Task brief
Among the lines below, how many carry the string "this"? Reply with a number and nothing else.

Data records for software interfaces

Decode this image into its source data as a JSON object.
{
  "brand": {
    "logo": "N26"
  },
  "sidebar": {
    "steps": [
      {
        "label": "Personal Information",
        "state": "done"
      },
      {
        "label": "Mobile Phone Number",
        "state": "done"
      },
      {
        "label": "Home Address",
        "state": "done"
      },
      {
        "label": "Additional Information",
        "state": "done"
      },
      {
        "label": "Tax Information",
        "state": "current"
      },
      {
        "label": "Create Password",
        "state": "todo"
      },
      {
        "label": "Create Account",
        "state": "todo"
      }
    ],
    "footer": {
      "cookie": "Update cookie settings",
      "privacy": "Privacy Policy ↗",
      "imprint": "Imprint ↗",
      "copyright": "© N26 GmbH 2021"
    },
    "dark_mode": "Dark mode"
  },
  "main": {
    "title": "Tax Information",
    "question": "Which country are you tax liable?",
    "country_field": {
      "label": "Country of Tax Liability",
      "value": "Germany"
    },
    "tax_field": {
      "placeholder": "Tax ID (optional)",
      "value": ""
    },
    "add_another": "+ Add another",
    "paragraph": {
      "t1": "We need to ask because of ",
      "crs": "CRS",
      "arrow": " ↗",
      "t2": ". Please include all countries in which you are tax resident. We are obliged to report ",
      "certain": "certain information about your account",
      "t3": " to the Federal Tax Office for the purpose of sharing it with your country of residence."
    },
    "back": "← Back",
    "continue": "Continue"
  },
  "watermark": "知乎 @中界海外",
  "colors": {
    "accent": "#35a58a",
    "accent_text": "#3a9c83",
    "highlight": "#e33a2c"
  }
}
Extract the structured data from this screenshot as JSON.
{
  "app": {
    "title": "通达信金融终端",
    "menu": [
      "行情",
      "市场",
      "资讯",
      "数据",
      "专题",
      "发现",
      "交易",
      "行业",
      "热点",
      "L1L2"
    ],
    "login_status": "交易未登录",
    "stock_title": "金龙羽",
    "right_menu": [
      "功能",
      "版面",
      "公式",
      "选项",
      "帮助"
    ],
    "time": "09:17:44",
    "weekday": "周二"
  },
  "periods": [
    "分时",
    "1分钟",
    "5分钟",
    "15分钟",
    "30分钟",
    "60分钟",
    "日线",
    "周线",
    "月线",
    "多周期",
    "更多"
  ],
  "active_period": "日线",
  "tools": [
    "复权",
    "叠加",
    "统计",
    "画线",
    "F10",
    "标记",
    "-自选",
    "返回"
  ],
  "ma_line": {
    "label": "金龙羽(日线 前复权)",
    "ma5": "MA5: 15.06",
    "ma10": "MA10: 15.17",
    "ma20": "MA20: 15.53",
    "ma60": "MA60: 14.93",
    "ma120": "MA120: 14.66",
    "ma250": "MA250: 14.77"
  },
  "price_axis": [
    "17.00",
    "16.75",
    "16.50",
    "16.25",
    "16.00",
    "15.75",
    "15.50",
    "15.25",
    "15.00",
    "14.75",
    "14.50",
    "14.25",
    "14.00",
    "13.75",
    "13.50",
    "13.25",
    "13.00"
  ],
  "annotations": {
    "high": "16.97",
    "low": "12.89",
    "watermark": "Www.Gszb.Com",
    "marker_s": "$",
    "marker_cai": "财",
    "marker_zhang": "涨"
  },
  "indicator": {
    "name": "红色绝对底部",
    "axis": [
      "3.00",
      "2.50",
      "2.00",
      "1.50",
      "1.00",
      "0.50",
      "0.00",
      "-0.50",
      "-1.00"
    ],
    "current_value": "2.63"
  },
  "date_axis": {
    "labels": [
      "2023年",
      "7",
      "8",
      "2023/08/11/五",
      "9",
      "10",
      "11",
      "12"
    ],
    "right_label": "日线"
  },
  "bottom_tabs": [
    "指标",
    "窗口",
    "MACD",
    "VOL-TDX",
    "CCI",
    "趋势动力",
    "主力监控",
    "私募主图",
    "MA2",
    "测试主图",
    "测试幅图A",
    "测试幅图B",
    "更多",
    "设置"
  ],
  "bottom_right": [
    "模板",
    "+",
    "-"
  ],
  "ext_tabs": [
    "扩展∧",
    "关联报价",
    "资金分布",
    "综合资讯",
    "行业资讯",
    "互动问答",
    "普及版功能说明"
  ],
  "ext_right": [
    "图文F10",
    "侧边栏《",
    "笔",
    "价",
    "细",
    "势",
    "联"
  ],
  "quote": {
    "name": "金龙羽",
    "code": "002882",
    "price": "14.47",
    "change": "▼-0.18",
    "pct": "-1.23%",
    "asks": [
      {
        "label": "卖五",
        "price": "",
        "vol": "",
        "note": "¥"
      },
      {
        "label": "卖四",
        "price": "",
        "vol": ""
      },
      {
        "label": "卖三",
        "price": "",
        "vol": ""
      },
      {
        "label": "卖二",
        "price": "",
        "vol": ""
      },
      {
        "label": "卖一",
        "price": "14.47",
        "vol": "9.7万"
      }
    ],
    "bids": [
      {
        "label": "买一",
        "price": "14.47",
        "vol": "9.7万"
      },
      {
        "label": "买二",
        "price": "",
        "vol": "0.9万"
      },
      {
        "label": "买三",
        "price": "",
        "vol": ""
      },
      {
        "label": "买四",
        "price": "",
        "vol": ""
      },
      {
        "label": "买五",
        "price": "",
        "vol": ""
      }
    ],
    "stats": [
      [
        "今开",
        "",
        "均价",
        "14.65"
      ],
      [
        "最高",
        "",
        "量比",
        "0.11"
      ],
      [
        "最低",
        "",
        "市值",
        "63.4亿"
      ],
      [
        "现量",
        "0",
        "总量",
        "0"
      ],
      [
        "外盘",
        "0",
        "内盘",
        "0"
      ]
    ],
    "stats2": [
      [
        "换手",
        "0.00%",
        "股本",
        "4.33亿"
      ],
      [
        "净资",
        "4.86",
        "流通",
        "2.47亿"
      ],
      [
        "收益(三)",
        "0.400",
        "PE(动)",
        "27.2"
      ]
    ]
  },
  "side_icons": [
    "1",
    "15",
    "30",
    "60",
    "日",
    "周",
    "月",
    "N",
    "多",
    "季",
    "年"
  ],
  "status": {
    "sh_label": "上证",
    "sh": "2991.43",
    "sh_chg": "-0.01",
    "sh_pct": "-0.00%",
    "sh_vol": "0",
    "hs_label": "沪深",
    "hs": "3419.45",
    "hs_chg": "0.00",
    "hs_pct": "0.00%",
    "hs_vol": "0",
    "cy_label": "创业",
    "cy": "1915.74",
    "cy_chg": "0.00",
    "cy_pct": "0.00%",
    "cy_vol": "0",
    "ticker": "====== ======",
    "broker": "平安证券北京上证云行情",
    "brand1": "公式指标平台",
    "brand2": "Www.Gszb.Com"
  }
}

Your solution
2